Customized foam wraps, sleeve covers and separator pads then get applied matching each unique cookware dimensions to prevent contact damage especially for nested cookware sets comprising pots and pans of assorted sizes.

Cardboard spacers placed between stacked items also assist distribution of top-load stresses during transit.

Box labeling contains manufacturing date, production batch number, model specifications and safety advisories to enable tracking and accountability across the supply chain.

Every packaged set undergoes final inspection prior to warehouse storage verification against the assigned bill of materials in the shipping order sheet.

Barcode scanning tracks merchandise identification from warehouse through final delivery.

When customer orders get issued for shipment after sales order processing and invoicing steps, computerized picking lists guide warehouse personnel for fulfilling the right items.

Based on destinations, appropriate sea or air transportation gets selected considering delivery periods and customs formalities.

Consolidated orders then undergo palletization followed by mechanical stretch wrapping to secure the cartons to the wooden pallets preventing in-transit movements.

The palletized merchandise finally transfers into shipping containers destined towards seaports or airports connecting global importers and retail stores who will ultimately make the packaged cookware reach kitchens worldwide.

Precision coordination between material engineers, manufacturing specialists and logistic planners characterizes the integrated business operations achieving mass production and widespread distribution of high-quality stainless steel cookware around the world.
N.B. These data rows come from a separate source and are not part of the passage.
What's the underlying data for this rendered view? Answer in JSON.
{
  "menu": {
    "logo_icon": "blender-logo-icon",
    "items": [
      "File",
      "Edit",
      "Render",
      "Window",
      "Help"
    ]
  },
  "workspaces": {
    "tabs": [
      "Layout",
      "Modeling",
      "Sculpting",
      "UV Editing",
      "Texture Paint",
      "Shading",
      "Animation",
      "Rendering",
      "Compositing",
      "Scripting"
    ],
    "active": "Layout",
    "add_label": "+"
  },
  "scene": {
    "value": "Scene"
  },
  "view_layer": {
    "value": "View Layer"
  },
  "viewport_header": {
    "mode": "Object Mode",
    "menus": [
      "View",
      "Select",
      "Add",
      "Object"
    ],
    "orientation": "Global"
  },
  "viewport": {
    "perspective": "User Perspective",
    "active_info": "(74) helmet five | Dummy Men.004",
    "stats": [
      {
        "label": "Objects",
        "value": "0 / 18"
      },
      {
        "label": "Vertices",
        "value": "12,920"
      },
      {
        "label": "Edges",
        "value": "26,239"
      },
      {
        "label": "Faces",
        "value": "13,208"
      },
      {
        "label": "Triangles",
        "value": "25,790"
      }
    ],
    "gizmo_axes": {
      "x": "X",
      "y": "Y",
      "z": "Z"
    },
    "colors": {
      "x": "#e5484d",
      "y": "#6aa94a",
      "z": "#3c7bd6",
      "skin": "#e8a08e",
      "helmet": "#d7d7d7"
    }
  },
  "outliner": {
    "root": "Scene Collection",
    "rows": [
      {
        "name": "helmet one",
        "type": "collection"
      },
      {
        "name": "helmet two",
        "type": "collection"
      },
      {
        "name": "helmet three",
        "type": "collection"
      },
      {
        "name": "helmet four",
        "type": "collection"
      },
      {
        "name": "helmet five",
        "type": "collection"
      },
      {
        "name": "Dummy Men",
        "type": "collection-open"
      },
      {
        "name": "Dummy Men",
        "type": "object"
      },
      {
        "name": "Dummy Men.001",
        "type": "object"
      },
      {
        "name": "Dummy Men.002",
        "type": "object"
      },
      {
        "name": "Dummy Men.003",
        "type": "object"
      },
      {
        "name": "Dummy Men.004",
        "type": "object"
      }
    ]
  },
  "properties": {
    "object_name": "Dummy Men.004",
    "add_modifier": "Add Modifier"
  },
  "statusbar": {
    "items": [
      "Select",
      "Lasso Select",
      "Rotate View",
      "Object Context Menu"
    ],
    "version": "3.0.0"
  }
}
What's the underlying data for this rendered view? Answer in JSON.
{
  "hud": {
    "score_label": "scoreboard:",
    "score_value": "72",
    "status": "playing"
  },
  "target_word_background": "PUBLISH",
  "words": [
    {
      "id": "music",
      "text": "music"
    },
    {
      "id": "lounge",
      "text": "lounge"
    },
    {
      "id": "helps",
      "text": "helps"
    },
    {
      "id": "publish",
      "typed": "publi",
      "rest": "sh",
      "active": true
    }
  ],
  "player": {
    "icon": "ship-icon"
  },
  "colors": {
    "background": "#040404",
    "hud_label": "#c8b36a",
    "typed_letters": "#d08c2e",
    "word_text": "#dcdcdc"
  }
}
In conclusion, manufacturing high-quality stainless steel cookware requires careful planning and coordination across selecting the optimal steel grades, controlled melting and refining to achieve the desired metallurgical properties, forming sheets into pots and pans, executing multiple finishing steps for safe and efficient cooking performance, rigorous quality testing to ensure durability, and finally global distribution through customized packaging and logistics.

When all these elements come together effectively, the resultant cookware delivers outstanding corrosion resistance, aesthetics and cooking functionality for enriching millions of kitchens worldwide everyday.

Madison Taylor

Madison Taylor Anderson is a passionate home improvement enthusiast and lifestyle writer, born and raised in the heart of Colorado Springs. With over a decade of experience in interior design and DIY projects, Madison brings a wealth of knowledge and insight to the world of home enhancement. After earning her degree in Interior Design from the University of Colorado, she embarked on a journey to transform spaces into comfortable, beautiful, and functional homes. Madison's journey began in her own small apartment, where she discovered the power of creativity and design in transforming living spaces. Her ability to turn limited spaces into cozy havens on a budget caught the attention of friends and family, leading to numerous projects and a growing reputation as a go-to advisor for home aesthetics. In 2015, Madison launched her blog, "The Cozy Hearth," a platform dedicated to sharing her love for home décor, practical DIY projects, and sustainable living. Her blog features a mix of personal projects, design tips, and how-to guides, aimed at helping readers create their dream homes, regardless of budget or space constraints. Madison's work has been featured in several home and lifestyle magazines, including "Better Homes & Gardens" and "Elle Décor." She is known for her approachable writing style, which combines technical advice with personal anecdotes, making home improvement accessible to everyone. When she's not writing or knee-deep in a DIY project, Madison enjoys hiking in the Colorado Rockies, experimenting with new recipes, and spending time with her family and two dogs, Bailey and Max. Her belief that everyone deserves a beautiful home drives her to continue sharing her knowledge, inspiring her readers to embrace their spaces and make them uniquely their own.